These entries are to be retyped in full, word for word.

=== Begin Enclosure ===

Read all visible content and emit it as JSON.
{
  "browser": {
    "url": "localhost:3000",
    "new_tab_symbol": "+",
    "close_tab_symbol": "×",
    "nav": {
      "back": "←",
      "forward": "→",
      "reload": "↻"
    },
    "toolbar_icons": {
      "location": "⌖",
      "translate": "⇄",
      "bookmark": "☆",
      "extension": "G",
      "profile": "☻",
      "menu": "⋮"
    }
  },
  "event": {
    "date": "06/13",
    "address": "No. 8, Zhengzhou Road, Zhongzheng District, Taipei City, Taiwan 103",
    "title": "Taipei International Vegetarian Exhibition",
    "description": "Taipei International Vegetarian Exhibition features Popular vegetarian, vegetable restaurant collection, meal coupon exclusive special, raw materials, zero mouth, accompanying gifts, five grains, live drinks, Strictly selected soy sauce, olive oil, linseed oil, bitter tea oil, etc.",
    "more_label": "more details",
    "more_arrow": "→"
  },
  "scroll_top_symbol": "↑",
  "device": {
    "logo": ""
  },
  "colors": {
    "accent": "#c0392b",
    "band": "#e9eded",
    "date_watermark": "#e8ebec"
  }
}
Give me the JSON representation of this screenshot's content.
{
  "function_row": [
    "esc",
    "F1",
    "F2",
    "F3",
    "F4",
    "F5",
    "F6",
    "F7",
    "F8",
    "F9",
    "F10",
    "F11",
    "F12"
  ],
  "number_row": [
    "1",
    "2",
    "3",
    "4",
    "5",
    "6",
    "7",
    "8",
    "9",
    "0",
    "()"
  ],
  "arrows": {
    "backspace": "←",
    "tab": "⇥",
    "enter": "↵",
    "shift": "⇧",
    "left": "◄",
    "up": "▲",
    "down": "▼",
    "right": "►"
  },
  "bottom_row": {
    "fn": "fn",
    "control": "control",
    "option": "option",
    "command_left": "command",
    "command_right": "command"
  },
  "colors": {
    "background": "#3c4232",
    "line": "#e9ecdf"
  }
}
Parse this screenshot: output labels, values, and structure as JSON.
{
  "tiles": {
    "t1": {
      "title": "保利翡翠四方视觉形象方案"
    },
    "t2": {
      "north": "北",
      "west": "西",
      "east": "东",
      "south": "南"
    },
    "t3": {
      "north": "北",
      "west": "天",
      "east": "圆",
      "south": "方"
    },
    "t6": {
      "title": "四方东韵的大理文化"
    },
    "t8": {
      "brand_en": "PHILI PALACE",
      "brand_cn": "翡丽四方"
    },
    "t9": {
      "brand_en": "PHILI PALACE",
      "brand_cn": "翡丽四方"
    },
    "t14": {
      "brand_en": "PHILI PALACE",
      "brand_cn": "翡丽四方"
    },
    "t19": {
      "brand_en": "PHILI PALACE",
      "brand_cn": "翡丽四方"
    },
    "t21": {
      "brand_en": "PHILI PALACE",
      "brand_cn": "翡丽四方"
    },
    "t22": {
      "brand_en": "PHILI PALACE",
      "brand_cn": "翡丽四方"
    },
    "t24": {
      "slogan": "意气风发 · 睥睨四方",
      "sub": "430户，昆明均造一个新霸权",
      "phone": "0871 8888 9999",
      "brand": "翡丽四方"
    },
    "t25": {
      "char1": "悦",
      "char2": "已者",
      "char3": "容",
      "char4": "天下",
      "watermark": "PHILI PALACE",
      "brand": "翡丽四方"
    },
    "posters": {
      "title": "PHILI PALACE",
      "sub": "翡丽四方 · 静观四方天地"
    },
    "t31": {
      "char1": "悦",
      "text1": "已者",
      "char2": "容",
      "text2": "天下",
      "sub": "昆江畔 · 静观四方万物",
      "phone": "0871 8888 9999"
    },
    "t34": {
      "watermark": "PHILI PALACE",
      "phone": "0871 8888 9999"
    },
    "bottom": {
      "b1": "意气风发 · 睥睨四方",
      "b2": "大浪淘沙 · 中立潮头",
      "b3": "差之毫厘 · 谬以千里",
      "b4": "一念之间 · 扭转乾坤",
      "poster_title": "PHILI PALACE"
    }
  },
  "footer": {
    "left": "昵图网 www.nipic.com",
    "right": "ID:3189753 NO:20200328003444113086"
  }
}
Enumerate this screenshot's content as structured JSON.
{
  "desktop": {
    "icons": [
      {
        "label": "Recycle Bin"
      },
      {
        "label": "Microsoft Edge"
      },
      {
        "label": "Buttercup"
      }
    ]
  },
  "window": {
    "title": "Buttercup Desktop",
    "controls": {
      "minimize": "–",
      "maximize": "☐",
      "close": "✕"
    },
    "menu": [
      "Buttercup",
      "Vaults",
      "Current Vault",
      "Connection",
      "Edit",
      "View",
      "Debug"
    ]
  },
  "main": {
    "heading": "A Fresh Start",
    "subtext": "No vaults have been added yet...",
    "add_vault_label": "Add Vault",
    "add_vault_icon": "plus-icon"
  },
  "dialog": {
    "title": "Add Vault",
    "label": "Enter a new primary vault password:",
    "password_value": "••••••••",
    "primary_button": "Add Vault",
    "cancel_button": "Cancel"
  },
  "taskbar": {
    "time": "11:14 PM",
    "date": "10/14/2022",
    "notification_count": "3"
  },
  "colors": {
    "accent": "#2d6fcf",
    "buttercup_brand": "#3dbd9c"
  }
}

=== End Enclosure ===

[TASK RESULT]
Read all visible content and emit it as JSON.
{
  "browser": {
    "url": "localhost:3000",
    "new_tab_symbol": "+",
    "close_tab_symbol": "×",
    "nav": {
      "back": "←",
      "forward": "→",
      "reload": "↻"
    },
    "toolbar_icons": {
      "location": "⌖",
      "translate": "⇄",
      "bookmark": "☆",
      "extension": "G",
      "profile": "☻",
      "menu": "⋮"
    }
  },
  "event": {
    "date": "06/13",
    "address": "No. 8, Zhengzhou Road, Zhongzheng District, Taipei City, Taiwan 103",
    "title": "Taipei International Vegetarian Exhibition",
    "description": "Taipei International Vegetarian Exhibition features Popular vegetarian, vegetable restaurant collection, meal coupon exclusive special, raw materials, zero mouth, accompanying gifts, five grains, live drinks, Strictly selected soy sauce, olive oil, linseed oil, bitter tea oil, etc.",
    "more_label": "more details",
    "more_arrow": "→"
  },
  "scroll_top_symbol": "↑",
  "device": {
    "logo": ""
  },
  "colors": {
    "accent": "#c0392b",
    "band": "#e9eded",
    "date_watermark": "#e8ebec"
  }
}
Give me the JSON representation of this screenshot's content.
{
  "function_row": [
    "esc",
    "F1",
    "F2",
    "F3",
    "F4",
    "F5",
    "F6",
    "F7",
    "F8",
    "F9",
    "F10",
    "F11",
    "F12"
  ],
  "number_row": [
    "1",
    "2",
    "3",
    "4",
    "5",
    "6",
    "7",
    "8",
    "9",
    "0",
    "()"
  ],
  "arrows": {
    "backspace": "←",
    "tab": "⇥",
    "enter": "↵",
    "shift": "⇧",
    "left": "◄",
    "up": "▲",
    "down": "▼",
    "right": "►"
  },
  "bottom_row": {
    "fn": "fn",
    "control": "control",
    "option": "option",
    "command_left": "command",
    "command_right": "command"
  },
  "colors": {
    "background": "#3c4232",
    "line": "#e9ecdf"
  }
}
Parse this screenshot: output labels, values, and structure as JSON.
{
  "tiles": {
    "t1": {
      "title": "保利翡翠四方视觉形象方案"
    },
    "t2": {
      "north": "北",
      "west": "西",
      "east": "东",
      "south": "南"
    },
    "t3": {
      "north": "北",
      "west": "天",
      "east": "圆",
      "south": "方"
    },
    "t6": {
      "title": "四方东韵的大理文化"
    },
    "t8": {
      "brand_en": "PHILI PALACE",
      "brand_cn": "翡丽四方"
    },
    "t9": {
      "brand_en": "PHILI PALACE",
      "brand_cn": "翡丽四方"
    },
    "t14": {
      "brand_en": "PHILI PALACE",
      "brand_cn": "翡丽四方"
    },
    "t19": {
      "brand_en": "PHILI PALACE",
      "brand_cn": "翡丽四方"
    },
    "t21": {
      "brand_en": "PHILI PALACE",
      "brand_cn": "翡丽四方"
    },
    "t22": {
      "brand_en": "PHILI PALACE",
      "brand_cn": "翡丽四方"
    },
    "t24": {
      "slogan": "意气风发 · 睥睨四方",
      "sub": "430户，昆明均造一个新霸权",
      "phone": "0871 8888 9999",
      "brand": "翡丽四方"
    },
    "t25": {
      "char1": "悦",
      "char2": "已者",
      "char3": "容",
      "char4": "天下",
      "watermark": "PHILI PALACE",
      "brand": "翡丽四方"
    },
    "posters": {
      "title": "PHILI PALACE",
      "sub": "翡丽四方 · 静观四方天地"
    },
    "t31": {
      "char1": "悦",
      "text1": "已者",
      "char2": "容",
      "text2": "天下",
      "sub": "昆江畔 · 静观四方万物",
      "phone": "0871 8888 9999"
    },
    "t34": {
      "watermark": "PHILI PALACE",
      "phone": "0871 8888 9999"
    },
    "bottom": {
      "b1": "意气风发 · 睥睨四方",
      "b2": "大浪淘沙 · 中立潮头",
      "b3": "差之毫厘 · 谬以千里",
      "b4": "一念之间 · 扭转乾坤",
      "poster_title": "PHILI PALACE"
    }
  },
  "footer": {
    "left": "昵图网 www.nipic.com",
    "right": "ID:3189753 NO:20200328003444113086"
  }
}
Enumerate this screenshot's content as structured JSON.
{
  "desktop": {
    "icons": [
      {
        "label": "Recycle Bin"
      },
      {
        "label": "Microsoft Edge"
      },
      {
        "label": "Buttercup"
      }
    ]
  },
  "window": {
    "title": "Buttercup Desktop",
    "controls": {
      "minimize": "–",
      "maximize": "☐",
      "close": "✕"
    },
    "menu": [
      "Buttercup",
      "Vaults",
      "Current Vault",
      "Connection",
      "Edit",
      "View",
      "Debug"
    ]
  },
  "main": {
    "heading": "A Fresh Start",
    "subtext": "No vaults have been added yet...",
    "add_vault_label": "Add Vault",
    "add_vault_icon": "plus-icon"
  },
  "dialog": {
    "title": "Add Vault",
    "label": "Enter a new primary vault password:",
    "password_value": "••••••••",
    "primary_button": "Add Vault",
    "cancel_button": "Cancel"
  },
  "taskbar": {
    "time": "11:14 PM",
    "date": "10/14/2022",
    "notification_count": "3"
  },
  "colors": {
    "accent": "#2d6fcf",
    "buttercup_brand": "#3dbd9c"
  }
}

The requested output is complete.